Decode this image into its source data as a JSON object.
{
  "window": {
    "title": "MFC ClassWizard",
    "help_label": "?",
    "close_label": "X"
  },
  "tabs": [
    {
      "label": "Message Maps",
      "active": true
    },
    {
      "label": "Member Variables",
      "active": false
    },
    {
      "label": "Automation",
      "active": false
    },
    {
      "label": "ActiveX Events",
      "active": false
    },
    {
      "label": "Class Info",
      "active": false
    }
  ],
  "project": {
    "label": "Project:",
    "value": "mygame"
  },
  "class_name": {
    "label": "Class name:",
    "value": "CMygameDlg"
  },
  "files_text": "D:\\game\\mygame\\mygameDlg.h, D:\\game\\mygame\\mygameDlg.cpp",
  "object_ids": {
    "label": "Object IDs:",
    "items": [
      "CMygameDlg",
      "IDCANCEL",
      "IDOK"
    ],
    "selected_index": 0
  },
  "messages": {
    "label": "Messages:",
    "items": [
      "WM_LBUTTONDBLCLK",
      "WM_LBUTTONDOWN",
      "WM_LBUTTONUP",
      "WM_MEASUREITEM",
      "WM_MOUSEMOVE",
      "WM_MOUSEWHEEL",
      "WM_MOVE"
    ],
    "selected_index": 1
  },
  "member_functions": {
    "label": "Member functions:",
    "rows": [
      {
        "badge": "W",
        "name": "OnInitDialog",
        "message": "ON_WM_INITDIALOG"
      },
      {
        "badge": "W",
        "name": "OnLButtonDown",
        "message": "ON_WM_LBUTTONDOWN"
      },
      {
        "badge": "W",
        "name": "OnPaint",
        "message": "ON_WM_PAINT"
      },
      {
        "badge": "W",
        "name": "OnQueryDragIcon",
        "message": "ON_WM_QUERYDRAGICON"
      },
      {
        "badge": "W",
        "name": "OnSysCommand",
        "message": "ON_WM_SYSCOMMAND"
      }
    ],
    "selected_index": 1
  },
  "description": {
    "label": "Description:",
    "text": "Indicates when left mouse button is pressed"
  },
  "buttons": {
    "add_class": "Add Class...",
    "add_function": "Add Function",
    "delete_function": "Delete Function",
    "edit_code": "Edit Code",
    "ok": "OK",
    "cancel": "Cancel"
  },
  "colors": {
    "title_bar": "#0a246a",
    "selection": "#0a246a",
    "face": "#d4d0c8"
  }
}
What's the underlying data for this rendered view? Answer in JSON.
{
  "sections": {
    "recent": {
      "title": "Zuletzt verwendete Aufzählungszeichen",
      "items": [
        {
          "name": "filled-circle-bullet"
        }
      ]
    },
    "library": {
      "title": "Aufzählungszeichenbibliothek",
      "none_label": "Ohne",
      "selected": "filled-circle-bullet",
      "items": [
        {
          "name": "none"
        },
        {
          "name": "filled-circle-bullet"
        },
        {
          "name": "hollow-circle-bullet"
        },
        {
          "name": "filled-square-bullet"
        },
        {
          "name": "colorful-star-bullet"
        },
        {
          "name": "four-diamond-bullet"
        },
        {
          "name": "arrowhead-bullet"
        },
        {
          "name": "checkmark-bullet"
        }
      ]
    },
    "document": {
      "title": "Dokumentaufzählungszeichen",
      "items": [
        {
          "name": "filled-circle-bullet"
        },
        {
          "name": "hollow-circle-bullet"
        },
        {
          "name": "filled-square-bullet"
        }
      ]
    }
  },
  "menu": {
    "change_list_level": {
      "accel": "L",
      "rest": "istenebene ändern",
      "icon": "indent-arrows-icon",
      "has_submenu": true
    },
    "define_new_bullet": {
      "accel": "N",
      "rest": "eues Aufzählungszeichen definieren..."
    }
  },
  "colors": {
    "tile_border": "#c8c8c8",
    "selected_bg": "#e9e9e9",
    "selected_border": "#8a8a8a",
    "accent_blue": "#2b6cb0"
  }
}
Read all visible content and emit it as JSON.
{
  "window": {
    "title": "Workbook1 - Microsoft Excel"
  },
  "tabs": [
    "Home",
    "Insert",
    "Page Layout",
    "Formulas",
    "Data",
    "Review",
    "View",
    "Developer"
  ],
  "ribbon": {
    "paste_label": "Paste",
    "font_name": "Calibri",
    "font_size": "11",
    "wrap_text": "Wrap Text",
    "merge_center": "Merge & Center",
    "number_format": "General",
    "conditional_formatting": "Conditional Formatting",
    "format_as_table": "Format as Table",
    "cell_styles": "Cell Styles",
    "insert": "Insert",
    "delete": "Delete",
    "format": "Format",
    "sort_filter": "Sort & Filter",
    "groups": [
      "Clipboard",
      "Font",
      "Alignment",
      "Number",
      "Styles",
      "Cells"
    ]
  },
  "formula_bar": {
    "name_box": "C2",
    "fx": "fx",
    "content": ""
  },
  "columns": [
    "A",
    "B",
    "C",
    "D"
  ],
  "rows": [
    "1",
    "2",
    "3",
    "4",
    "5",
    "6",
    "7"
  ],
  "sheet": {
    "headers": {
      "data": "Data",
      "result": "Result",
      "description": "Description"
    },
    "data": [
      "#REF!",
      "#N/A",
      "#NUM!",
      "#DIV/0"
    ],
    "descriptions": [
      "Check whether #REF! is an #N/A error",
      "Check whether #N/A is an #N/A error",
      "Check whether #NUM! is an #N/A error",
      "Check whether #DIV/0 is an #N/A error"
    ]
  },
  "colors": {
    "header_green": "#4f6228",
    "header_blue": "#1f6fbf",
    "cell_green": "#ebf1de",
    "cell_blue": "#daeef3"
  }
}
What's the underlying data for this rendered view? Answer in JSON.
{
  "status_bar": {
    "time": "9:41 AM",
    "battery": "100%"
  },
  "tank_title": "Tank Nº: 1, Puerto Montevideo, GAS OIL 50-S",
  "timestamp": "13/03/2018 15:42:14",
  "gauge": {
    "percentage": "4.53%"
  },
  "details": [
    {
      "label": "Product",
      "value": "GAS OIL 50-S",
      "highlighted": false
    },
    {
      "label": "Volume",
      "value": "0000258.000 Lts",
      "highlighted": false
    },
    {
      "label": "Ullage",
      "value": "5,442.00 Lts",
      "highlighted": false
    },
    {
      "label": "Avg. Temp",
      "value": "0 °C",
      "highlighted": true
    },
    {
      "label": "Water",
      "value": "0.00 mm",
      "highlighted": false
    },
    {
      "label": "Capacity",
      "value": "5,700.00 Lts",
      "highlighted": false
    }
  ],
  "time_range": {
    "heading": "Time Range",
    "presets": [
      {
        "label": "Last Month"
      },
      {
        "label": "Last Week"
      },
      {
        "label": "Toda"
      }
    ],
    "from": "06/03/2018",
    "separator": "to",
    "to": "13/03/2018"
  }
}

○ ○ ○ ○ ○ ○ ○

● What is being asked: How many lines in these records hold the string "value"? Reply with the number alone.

● Exercise output: 8